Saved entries
================
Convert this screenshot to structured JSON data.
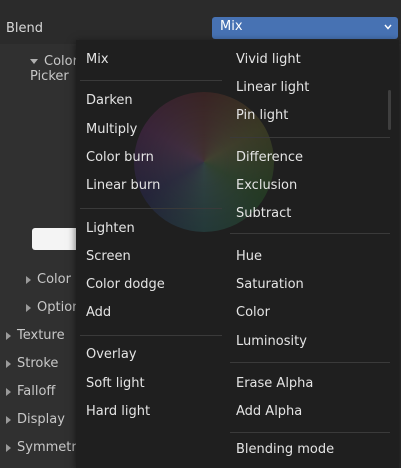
{
  "header": {
    "blend_label": "Blend",
    "selected_value": "Mix"
  },
  "panel": {
    "color_picker_label": "Color Picker",
    "rows": [
      "Color",
      "Options",
      "Texture",
      "Stroke",
      "Falloff",
      "Display",
      "Symmetry"
    ]
  },
  "menu": {
    "left": [
      "Mix",
      "Darken",
      "Multiply",
      "Color burn",
      "Linear burn",
      "Lighten",
      "Screen",
      "Color dodge",
      "Add",
      "Overlay",
      "Soft light",
      "Hard light"
    ],
    "right": [
      "Vivid light",
      "Linear light",
      "Pin light",
      "Difference",
      "Exclusion",
      "Subtract",
      "Hue",
      "Saturation",
      "Color",
      "Luminosity",
      "Erase Alpha",
      "Add Alpha",
      "Blending mode"
    ]
  },
  "colors": {
    "accent": "#4772b3",
    "menu_bg": "#1f1f1f",
    "panel_bg": "#303030"
  },
  "icons": {
    "dropdown": "chevron-down-icon",
    "eyedropper": "eyedropper-icon"
  }
}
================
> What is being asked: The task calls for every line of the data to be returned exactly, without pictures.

> Reply to the task:
Convert this screenshot to structured JSON data.
{
  "header": {
    "blend_label": "Blend",
    "selected_value": "Mix"
  },
  "panel": {
    "color_picker_label": "Color Picker",
    "rows": [
      "Color",
      "Options",
      "Texture",
      "Stroke",
      "Falloff",
      "Display",
      "Symmetry"
    ]
  },
  "menu": {
    "left": [
      "Mix",
      "Darken",
      "Multiply",
      "Color burn",
      "Linear burn",
      "Lighten",
      "Screen",
      "Color dodge",
      "Add",
      "Overlay",
      "Soft light",
      "Hard light"
    ],
    "right": [
      "Vivid light",
      "Linear light",
      "Pin light",
      "Difference",
      "Exclusion",
      "Subtract",
      "Hue",
      "Saturation",
      "Color",
      "Luminosity",
      "Erase Alpha",
      "Add Alpha",
      "Blending mode"
    ]
  },
  "colors": {
    "accent": "#4772b3",
    "menu_bg": "#1f1f1f",
    "panel_bg": "#303030"
  },
  "icons": {
    "dropdown": "chevron-down-icon",
    "eyedropper": "eyedropper-icon"
  }
}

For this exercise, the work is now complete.